After rereading the paragraph, I asked him if he had known that. He answered honestly that he had not and then came the classic question “Do you and Dad do that.” Despite my relative ease with the topic, I owned up to it only happening once by saying, “We had your brother didn’t we?” My older son is adopted so that answer would make sense to him but it also opened up a new door about his biological parents.
The ensuing discussion went well focusing on the reproductive qualities of sex rather than the pleasure factor. My husband promised a follow-up discussion but that did not happen for at least a year. In the meantime, I had my own follow-up discussions covering such topics as protection, masturbation,” no means no”, legalities, i.e., you are seventeen and your girlfriend is sixteen. Many of these topics were covered on car rides when my son and I were alone, he was seated up front and I unfairly had a captive audience. Whenever, I embarked on one of my information sessions, I usually got an “Oh Mom,” but I did notice how sweet and attentive he was with his girlfriend a couple of years later. I tried to have a tone that communicated a healthy but responsible attitude towards sex. Somewhere along the line, I think he now knows that we had sex more than just the time we conceived his brother. Whatever.
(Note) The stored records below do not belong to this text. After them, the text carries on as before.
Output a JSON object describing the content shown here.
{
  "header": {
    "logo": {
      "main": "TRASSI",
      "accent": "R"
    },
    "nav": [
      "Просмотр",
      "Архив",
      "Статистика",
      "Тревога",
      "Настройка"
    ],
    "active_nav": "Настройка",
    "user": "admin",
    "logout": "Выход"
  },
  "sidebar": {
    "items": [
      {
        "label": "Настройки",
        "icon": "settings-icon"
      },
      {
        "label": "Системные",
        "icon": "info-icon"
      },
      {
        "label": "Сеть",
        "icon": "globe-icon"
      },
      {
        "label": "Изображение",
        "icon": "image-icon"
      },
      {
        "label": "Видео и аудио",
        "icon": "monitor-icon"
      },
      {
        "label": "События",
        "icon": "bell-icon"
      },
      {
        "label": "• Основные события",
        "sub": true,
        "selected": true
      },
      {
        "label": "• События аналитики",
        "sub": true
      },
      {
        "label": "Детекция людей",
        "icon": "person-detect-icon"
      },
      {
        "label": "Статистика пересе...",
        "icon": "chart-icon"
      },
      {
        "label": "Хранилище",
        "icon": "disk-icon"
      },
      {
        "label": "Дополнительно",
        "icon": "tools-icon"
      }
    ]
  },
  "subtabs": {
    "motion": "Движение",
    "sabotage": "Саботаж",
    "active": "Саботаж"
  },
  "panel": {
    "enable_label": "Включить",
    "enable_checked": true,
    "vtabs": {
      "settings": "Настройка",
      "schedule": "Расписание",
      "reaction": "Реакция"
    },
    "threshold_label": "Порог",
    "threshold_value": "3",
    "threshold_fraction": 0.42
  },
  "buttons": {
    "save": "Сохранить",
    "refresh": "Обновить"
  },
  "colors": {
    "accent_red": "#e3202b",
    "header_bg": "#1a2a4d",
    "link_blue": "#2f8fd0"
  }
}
I believe as a child I may have learned about Santa first. I recall my Mom telling me about Santa and confiding that my older brother, David, already knew and had been keeping up the charade. As to sex, I recall pestering my Mom about how one became pregnant. When she broke the news calmly about intercourse, I was shocked, really shocked. One would think that I would have had an inkling. After all, my mom had already informed me about menstruation and how babies were born. Furthermore, we had a small farm and there was a virtual sex arena in our backyard as the cows gave each other “piggyback rides”. One would think, but no I was shocked. The conversation did not stop there. I beleaguered my mom with question after question. My brother had apparently heard the news and walked away without a question. I think there could be the same outcome in our home: my older son took it quite calmly and my younger son will be filled with questions. And why not. It’s worth questioning.
So – Santa or Sex. I’m not sure yet but perhaps next fall as my younger son is in 5th grade and Christmas is around the corner, an opportunity will present itself and my dilemma will be solved. You see, it truly will be Santa or Sex; somehow, the topic comes up at the same time. But if I had my druthers, there would be a Santa and then my problem really would be solved.
Diane Lachtrupp Martinez